The government is yet to form the full wage commission for garment workers – although two weeks have passed since its announcement – as garment owners have not nominated their representatives for the body.
The labour and employment ministry has been waiting to get the list of nominees from Bangladesh Garment Manufacturers and Exporters Association (BGMEA) to form the commission and publish a gazette.
“After we receive the nominations, we will publish the gazette on the wage commission including names of people in it, its jurisdiction, timeframe for submitting recommendations and other benefits. The commission will start working only after the gazette is published,” Labour and Employment Secretary Mikail Shipar told the Dhaka Tribune.
BGMEA President Atiqul Islam said they had finalised the names of their nominees and the association board would sit today for its approval.
“We will send our nominations to the ministry after getting the board’s approval,” he said yesterday.
On May 12, the labour ministry announced the formation of the national wage board to ensure minimum wages for garment workers in the presence of garment owners and BGMEA office bearers, labour leaders and government officials.
Jute and Textiles Minister Abdul Latif Siddiqui, a member of the cabinet committee on garment industry, announced on behalf of the labour ministry that the minimum wages would be effective from May 1.
Labour Secretary Mikail Shipar, however, told the Dhaka Tribune yesterday that the minimum wages would be effective from the day the commission suggested. The process would be completed within November, he said.

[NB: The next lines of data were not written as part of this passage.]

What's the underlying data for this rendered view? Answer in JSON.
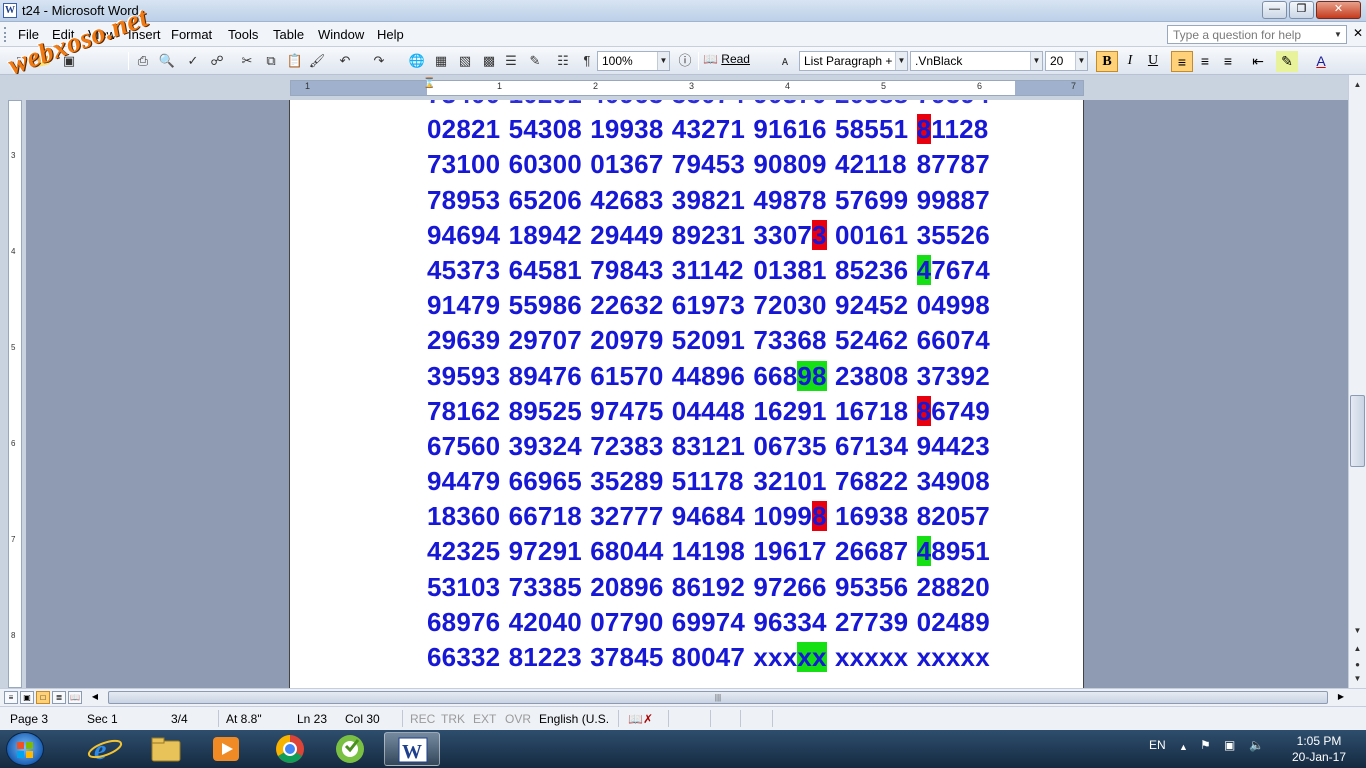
{
  "window": {
    "title": "t24 - Microsoft Word",
    "app_icon": "word-icon"
  },
  "menu": [
    {
      "label": "File"
    },
    {
      "label": "Edit"
    },
    {
      "label": "View"
    },
    {
      "label": "Insert"
    },
    {
      "label": "Format"
    },
    {
      "label": "Tools"
    },
    {
      "label": "Table"
    },
    {
      "label": "Window"
    },
    {
      "label": "Help"
    }
  ],
  "help_box": {
    "placeholder": "Type a question for help"
  },
  "toolbar": {
    "zoom": "100%",
    "read_label": "Read",
    "style": "List Paragraph +",
    "font": ".VnBlack",
    "size": "20",
    "bold_active": true
  },
  "ruler": {
    "marks": [
      "1",
      "1",
      "2",
      "3",
      "4",
      "5",
      "6",
      "7"
    ]
  },
  "vruler": {
    "marks": [
      "3",
      "4",
      "5",
      "6",
      "7",
      "8"
    ]
  },
  "document": {
    "rows": [
      [
        {
          "t": "02821"
        },
        {
          "t": "54308"
        },
        {
          "t": "19938"
        },
        {
          "t": "43271"
        },
        {
          "t": "91616"
        },
        {
          "t": "58551"
        },
        {
          "t": "81128",
          "hl": "red",
          "n": 1
        }
      ],
      [
        {
          "t": "73100"
        },
        {
          "t": "60300"
        },
        {
          "t": "01367"
        },
        {
          "t": "79453"
        },
        {
          "t": "90809"
        },
        {
          "t": "42118"
        },
        {
          "t": "87787"
        }
      ],
      [
        {
          "t": "78953"
        },
        {
          "t": "65206"
        },
        {
          "t": "42683"
        },
        {
          "t": "39821"
        },
        {
          "t": "49878"
        },
        {
          "t": "57699"
        },
        {
          "t": "99887"
        }
      ],
      [
        {
          "t": "94694"
        },
        {
          "t": "18942"
        },
        {
          "t": "29449"
        },
        {
          "t": "89231"
        },
        {
          "t": "33073",
          "hl": "red",
          "n": -1
        },
        {
          "t": "00161"
        },
        {
          "t": "35526"
        }
      ],
      [
        {
          "t": "45373"
        },
        {
          "t": "64581"
        },
        {
          "t": "79843"
        },
        {
          "t": "31142"
        },
        {
          "t": "01381"
        },
        {
          "t": "85236"
        },
        {
          "t": "47674",
          "hl": "green",
          "n": 1
        }
      ],
      [
        {
          "t": "91479"
        },
        {
          "t": "55986"
        },
        {
          "t": "22632"
        },
        {
          "t": "61973"
        },
        {
          "t": "72030"
        },
        {
          "t": "92452"
        },
        {
          "t": "04998"
        }
      ],
      [
        {
          "t": "29639"
        },
        {
          "t": "29707"
        },
        {
          "t": "20979"
        },
        {
          "t": "52091"
        },
        {
          "t": "73368"
        },
        {
          "t": "52462"
        },
        {
          "t": "66074"
        }
      ],
      [
        {
          "t": "39593"
        },
        {
          "t": "89476"
        },
        {
          "t": "61570"
        },
        {
          "t": "44896"
        },
        {
          "t": "66898",
          "hl": "green",
          "n": -2
        },
        {
          "t": "23808"
        },
        {
          "t": "37392"
        }
      ],
      [
        {
          "t": "78162"
        },
        {
          "t": "89525"
        },
        {
          "t": "97475"
        },
        {
          "t": "04448"
        },
        {
          "t": "16291"
        },
        {
          "t": "16718"
        },
        {
          "t": "86749",
          "hl": "red",
          "n": 1
        }
      ],
      [
        {
          "t": "67560"
        },
        {
          "t": "39324"
        },
        {
          "t": "72383"
        },
        {
          "t": "83121"
        },
        {
          "t": "06735"
        },
        {
          "t": "67134"
        },
        {
          "t": "94423"
        }
      ],
      [
        {
          "t": "94479"
        },
        {
          "t": "66965"
        },
        {
          "t": "35289"
        },
        {
          "t": "51178"
        },
        {
          "t": "32101"
        },
        {
          "t": "76822"
        },
        {
          "t": "34908"
        }
      ],
      [
        {
          "t": "18360"
        },
        {
          "t": "66718"
        },
        {
          "t": "32777"
        },
        {
          "t": "94684"
        },
        {
          "t": "10998",
          "hl": "red",
          "n": -1
        },
        {
          "t": "16938"
        },
        {
          "t": "82057"
        }
      ],
      [
        {
          "t": "42325"
        },
        {
          "t": "97291"
        },
        {
          "t": "68044"
        },
        {
          "t": "14198"
        },
        {
          "t": "19617"
        },
        {
          "t": "26687"
        },
        {
          "t": "48951",
          "hl": "green",
          "n": 1
        }
      ],
      [
        {
          "t": "53103"
        },
        {
          "t": "73385"
        },
        {
          "t": "20896"
        },
        {
          "t": "86192"
        },
        {
          "t": "97266"
        },
        {
          "t": "95356"
        },
        {
          "t": "28820"
        }
      ],
      [
        {
          "t": "68976"
        },
        {
          "t": "42040"
        },
        {
          "t": "07790"
        },
        {
          "t": "69974"
        },
        {
          "t": "96334"
        },
        {
          "t": "27739"
        },
        {
          "t": "02489"
        }
      ],
      [
        {
          "t": "66332"
        },
        {
          "t": "81223"
        },
        {
          "t": "37845"
        },
        {
          "t": "80047"
        },
        {
          "t": "xxxxx",
          "hl": "green",
          "n": -2
        },
        {
          "t": "xxxxx"
        },
        {
          "t": "xxxxx"
        }
      ]
    ],
    "highlight_colors": {
      "red": "#e8000e",
      "green": "#14e014"
    },
    "text_color": "#1717d6"
  },
  "status": {
    "page": "Page 3",
    "sec": "Sec 1",
    "pages": "3/4",
    "at": "At 8.8\"",
    "ln": "Ln 23",
    "col": "Col 30",
    "rec": "REC",
    "trk": "TRK",
    "ext": "EXT",
    "ovr": "OVR",
    "language": "English (U.S."
  },
  "taskbar": {
    "apps": [
      "internet-explorer-icon",
      "file-explorer-icon",
      "media-player-icon",
      "chrome-icon",
      "coccoc-icon",
      "word-icon"
    ],
    "lang": "EN",
    "time": "1:05 PM",
    "date": "20-Jan-17"
  },
  "watermark": "webxoso.net"
}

According to the labour ministry, the government already appointed district judge AK Roy as the chairman of the commission. Other members will be nominated from government officials, garment owners and representatives of garment workers.
The commission will fix the new salary structure of RMG workers in consultation with its members and other stakeholders concerned.
Bangladesh is the largest exporter of garment products after China, contributing nearly 80% of the country’s earning from exports.
The sector has been plagued with accidents, and rights activists have been accusing garment factory owners of oppressing workers. Around 4 million people, mostly women, engaged in the sector toil hard for as little as Tk3,000 a month.
The move for forming the wage board was prompted by widespread criticism over the poor salaries and conditions of the factories, most of which do not comply with the international safety standards.
Bangladesh’s garment industry came under limelight once again after 1,127 people, mostly RMG workers, were killed in a building collapse at Savar on April 24. The nine-storey building housed five garment factories.
The European Union, the largest importer of garment products from Bangladesh, threatened to revoke its preferential trading facility. Several US senators have also reportedly been pushing the Obama administration to cancel Bangladesh’s GSP facility.
If cancelled, Bangladesh could face millions of dollars in taxes.